● EXERCISE DIRECTIONS
Write out the listing below in its entirety, minus the pictures, without changing a word.

● WORKING DATA
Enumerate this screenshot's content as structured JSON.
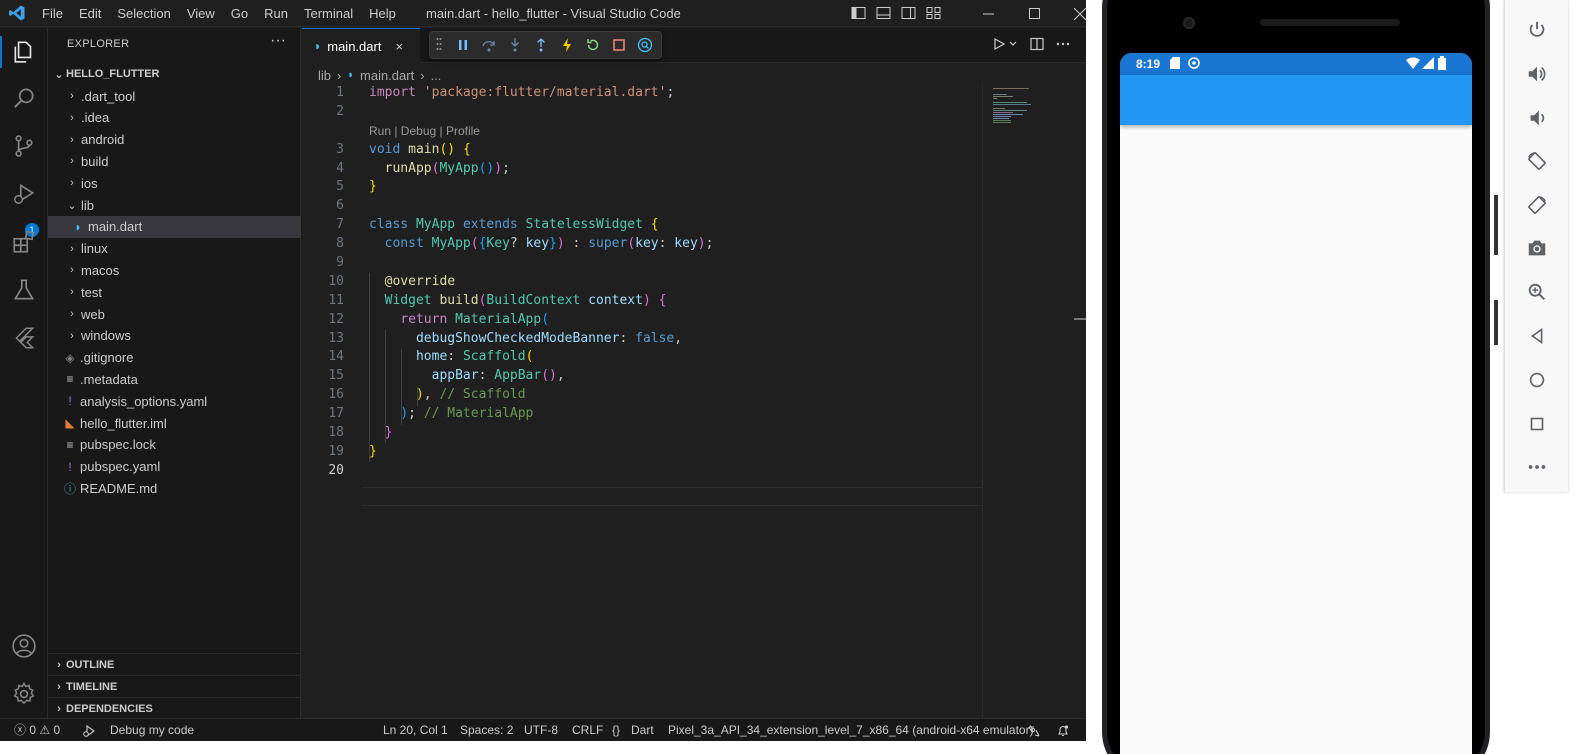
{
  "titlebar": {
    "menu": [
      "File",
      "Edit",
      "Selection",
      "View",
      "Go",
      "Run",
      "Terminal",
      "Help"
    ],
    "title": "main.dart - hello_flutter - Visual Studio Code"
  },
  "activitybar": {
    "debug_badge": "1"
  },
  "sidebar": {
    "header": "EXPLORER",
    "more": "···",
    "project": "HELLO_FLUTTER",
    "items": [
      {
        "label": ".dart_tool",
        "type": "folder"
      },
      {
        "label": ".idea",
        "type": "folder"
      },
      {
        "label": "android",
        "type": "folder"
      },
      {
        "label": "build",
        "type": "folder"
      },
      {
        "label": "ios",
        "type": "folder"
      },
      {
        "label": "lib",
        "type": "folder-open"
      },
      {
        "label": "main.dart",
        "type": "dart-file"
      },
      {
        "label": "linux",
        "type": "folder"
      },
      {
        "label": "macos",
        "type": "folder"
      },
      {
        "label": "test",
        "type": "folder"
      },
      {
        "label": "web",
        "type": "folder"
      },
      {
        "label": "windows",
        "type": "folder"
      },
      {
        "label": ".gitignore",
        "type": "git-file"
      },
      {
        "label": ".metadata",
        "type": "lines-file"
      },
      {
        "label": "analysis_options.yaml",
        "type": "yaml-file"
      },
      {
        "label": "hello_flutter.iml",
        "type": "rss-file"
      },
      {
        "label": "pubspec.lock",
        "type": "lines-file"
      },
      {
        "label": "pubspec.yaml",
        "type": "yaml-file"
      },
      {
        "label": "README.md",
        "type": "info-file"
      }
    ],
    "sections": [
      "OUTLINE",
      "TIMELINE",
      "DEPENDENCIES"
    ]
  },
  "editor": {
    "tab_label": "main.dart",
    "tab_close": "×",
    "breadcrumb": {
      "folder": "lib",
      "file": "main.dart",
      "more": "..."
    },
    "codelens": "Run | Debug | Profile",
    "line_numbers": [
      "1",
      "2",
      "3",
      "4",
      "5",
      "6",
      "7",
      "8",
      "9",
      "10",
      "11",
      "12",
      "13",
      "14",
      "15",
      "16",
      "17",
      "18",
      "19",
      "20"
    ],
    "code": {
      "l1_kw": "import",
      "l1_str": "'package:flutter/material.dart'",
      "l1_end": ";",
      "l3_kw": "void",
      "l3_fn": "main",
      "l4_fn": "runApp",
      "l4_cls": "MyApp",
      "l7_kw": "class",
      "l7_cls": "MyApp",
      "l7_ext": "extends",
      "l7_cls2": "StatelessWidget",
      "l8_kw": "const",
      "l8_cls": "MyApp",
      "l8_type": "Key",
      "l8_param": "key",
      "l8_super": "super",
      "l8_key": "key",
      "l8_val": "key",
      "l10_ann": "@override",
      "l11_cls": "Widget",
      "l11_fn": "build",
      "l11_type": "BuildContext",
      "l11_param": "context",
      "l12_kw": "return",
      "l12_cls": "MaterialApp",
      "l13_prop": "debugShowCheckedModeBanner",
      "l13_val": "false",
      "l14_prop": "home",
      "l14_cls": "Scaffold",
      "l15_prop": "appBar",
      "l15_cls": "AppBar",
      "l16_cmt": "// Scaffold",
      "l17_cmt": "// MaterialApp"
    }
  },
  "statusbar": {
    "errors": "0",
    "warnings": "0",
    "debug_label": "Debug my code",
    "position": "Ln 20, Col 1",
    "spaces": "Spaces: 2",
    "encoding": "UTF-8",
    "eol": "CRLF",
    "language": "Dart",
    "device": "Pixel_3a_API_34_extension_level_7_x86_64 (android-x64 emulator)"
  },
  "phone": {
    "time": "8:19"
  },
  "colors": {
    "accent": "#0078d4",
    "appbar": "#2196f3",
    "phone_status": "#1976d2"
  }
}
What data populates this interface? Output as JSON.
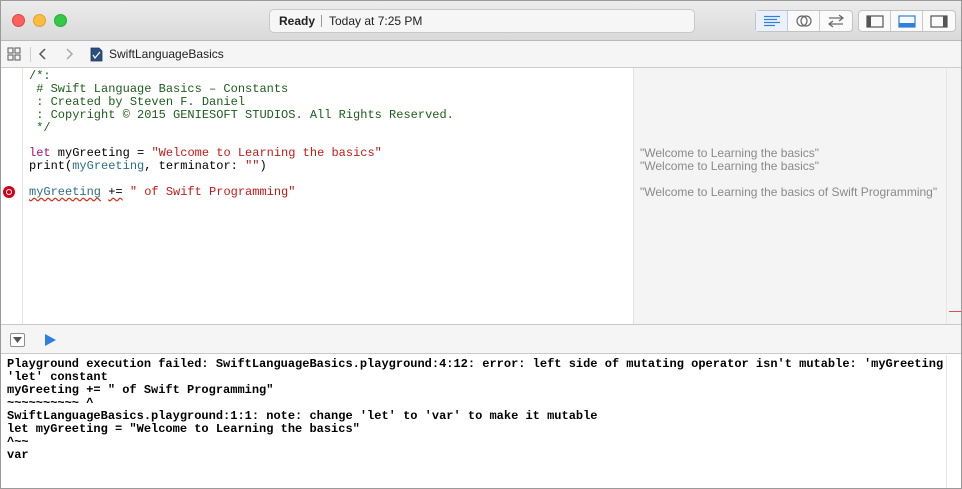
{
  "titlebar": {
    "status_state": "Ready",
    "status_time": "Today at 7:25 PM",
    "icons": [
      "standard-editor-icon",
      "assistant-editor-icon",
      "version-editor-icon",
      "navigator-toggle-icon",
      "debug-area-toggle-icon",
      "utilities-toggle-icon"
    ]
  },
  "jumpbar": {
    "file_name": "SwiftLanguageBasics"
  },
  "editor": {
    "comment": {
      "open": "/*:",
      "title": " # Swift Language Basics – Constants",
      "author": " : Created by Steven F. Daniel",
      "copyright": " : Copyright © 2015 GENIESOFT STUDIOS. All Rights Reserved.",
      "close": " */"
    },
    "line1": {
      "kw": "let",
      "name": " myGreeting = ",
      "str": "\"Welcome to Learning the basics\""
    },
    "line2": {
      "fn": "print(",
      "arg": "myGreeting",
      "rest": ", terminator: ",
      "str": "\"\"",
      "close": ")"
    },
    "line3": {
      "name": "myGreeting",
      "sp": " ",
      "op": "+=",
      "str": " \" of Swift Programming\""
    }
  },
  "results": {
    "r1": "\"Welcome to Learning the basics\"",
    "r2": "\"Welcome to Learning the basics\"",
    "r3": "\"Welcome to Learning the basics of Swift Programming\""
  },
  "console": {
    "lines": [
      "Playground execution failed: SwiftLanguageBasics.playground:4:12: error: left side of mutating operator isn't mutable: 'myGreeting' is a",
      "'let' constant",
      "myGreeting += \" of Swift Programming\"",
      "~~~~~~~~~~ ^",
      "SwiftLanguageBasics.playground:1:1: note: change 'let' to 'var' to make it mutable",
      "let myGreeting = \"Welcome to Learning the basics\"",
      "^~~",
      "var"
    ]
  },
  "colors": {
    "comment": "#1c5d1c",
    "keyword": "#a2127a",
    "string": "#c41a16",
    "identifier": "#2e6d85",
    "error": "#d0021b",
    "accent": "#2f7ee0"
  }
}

● THE ANSWER
Enumerate this screenshot's content as structured JSON.
{
  "titlebar": {
    "menu": [
      "File",
      "Edit",
      "Selection",
      "View",
      "Go",
      "Run",
      "Terminal",
      "Help"
    ],
    "title": "main.dart - hello_flutter - Visual Studio Code"
  },
  "activitybar": {
    "debug_badge": "1"
  },
  "sidebar": {
    "header": "EXPLORER",
    "more": "···",
    "project": "HELLO_FLUTTER",
    "items": [
      {
        "label": ".dart_tool",
        "type": "folder"
      },
      {
        "label": ".idea",
        "type": "folder"
      },
      {
        "label": "android",
        "type": "folder"
      },
      {
        "label": "build",
        "type": "folder"
      },
      {
        "label": "ios",
        "type": "folder"
      },
      {
        "label": "lib",
        "type": "folder-open"
      },
      {
        "label": "main.dart",
        "type": "dart-file"
      },
      {
        "label": "linux",
        "type": "folder"
      },
      {
        "label": "macos",
        "type": "folder"
      },
      {
        "label": "test",
        "type": "folder"
      },
      {
        "label": "web",
        "type": "folder"
      },
      {
        "label": "windows",
        "type": "folder"
      },
      {
        "label": ".gitignore",
        "type": "git-file"
      },
      {
        "label": ".metadata",
        "type": "lines-file"
      },
      {
        "label": "analysis_options.yaml",
        "type": "yaml-file"
      },
      {
        "label": "hello_flutter.iml",
        "type": "rss-file"
      },
      {
        "label": "pubspec.lock",
        "type": "lines-file"
      },
      {
        "label": "pubspec.yaml",
        "type": "yaml-file"
      },
      {
        "label": "README.md",
        "type": "info-file"
      }
    ],
    "sections": [
      "OUTLINE",
      "TIMELINE",
      "DEPENDENCIES"
    ]
  },
  "editor": {
    "tab_label": "main.dart",
    "tab_close": "×",
    "breadcrumb": {
      "folder": "lib",
      "file": "main.dart",
      "more": "..."
    },
    "codelens": "Run | Debug | Profile",
    "line_numbers": [
      "1",
      "2",
      "3",
      "4",
      "5",
      "6",
      "7",
      "8",
      "9",
      "10",
      "11",
      "12",
      "13",
      "14",
      "15",
      "16",
      "17",
      "18",
      "19",
      "20"
    ],
    "code": {
      "l1_kw": "import",
      "l1_str": "'package:flutter/material.dart'",
      "l1_end": ";",
      "l3_kw": "void",
      "l3_fn": "main",
      "l4_fn": "runApp",
      "l4_cls": "MyApp",
      "l7_kw": "class",
      "l7_cls": "MyApp",
      "l7_ext": "extends",
      "l7_cls2": "StatelessWidget",
      "l8_kw": "const",
      "l8_cls": "MyApp",
      "l8_type": "Key",
      "l8_param": "key",
      "l8_super": "super",
      "l8_key": "key",
      "l8_val": "key",
      "l10_ann": "@override",
      "l11_cls": "Widget",
      "l11_fn": "build",
      "l11_type": "BuildContext",
      "l11_param": "context",
      "l12_kw": "return",
      "l12_cls": "MaterialApp",
      "l13_prop": "debugShowCheckedModeBanner",
      "l13_val": "false",
      "l14_prop": "home",
      "l14_cls": "Scaffold",
      "l15_prop": "appBar",
      "l15_cls": "AppBar",
      "l16_cmt": "// Scaffold",
      "l17_cmt": "// MaterialApp"
    }
  },
  "statusbar": {
    "errors": "0",
    "warnings": "0",
    "debug_label": "Debug my code",
    "position": "Ln 20, Col 1",
    "spaces": "Spaces: 2",
    "encoding": "UTF-8",
    "eol": "CRLF",
    "language": "Dart",
    "device": "Pixel_3a_API_34_extension_level_7_x86_64 (android-x64 emulator)"
  },
  "phone": {
    "time": "8:19"
  },
  "colors": {
    "accent": "#0078d4",
    "appbar": "#2196f3",
    "phone_status": "#1976d2"
  }
}
What data populates this interface? Output as JSON.
{
  "titlebar": {
    "status_state": "Ready",
    "status_time": "Today at 7:25 PM",
    "icons": [
      "standard-editor-icon",
      "assistant-editor-icon",
      "version-editor-icon",
      "navigator-toggle-icon",
      "debug-area-toggle-icon",
      "utilities-toggle-icon"
    ]
  },
  "jumpbar": {
    "file_name": "SwiftLanguageBasics"
  },
  "editor": {
    "comment": {
      "open": "/*:",
      "title": " # Swift Language Basics – Constants",
      "author": " : Created by Steven F. Daniel",
      "copyright": " : Copyright © 2015 GENIESOFT STUDIOS. All Rights Reserved.",
      "close": " */"
    },
    "line1": {
      "kw": "let",
      "name": " myGreeting = ",
      "str": "\"Welcome to Learning the basics\""
    },
    "line2": {
      "fn": "print(",
      "arg": "myGreeting",
      "rest": ", terminator: ",
      "str": "\"\"",
      "close": ")"
    },
    "line3": {
      "name": "myGreeting",
      "sp": " ",
      "op": "+=",
      "str": " \" of Swift Programming\""
    }
  },
  "results": {
    "r1": "\"Welcome to Learning the basics\"",
    "r2": "\"Welcome to Learning the basics\"",
    "r3": "\"Welcome to Learning the basics of Swift Programming\""
  },
  "console": {
    "lines": [
      "Playground execution failed: SwiftLanguageBasics.playground:4:12: error: left side of mutating operator isn't mutable: 'myGreeting' is a",
      "'let' constant",
      "myGreeting += \" of Swift Programming\"",
      "~~~~~~~~~~ ^",
      "SwiftLanguageBasics.playground:1:1: note: change 'let' to 'var' to make it mutable",
      "let myGreeting = \"Welcome to Learning the basics\"",
      "^~~",
      "var"
    ]
  },
  "colors": {
    "comment": "#1c5d1c",
    "keyword": "#a2127a",
    "string": "#c41a16",
    "identifier": "#2e6d85",
    "error": "#d0021b",
    "accent": "#2f7ee0"
  }
}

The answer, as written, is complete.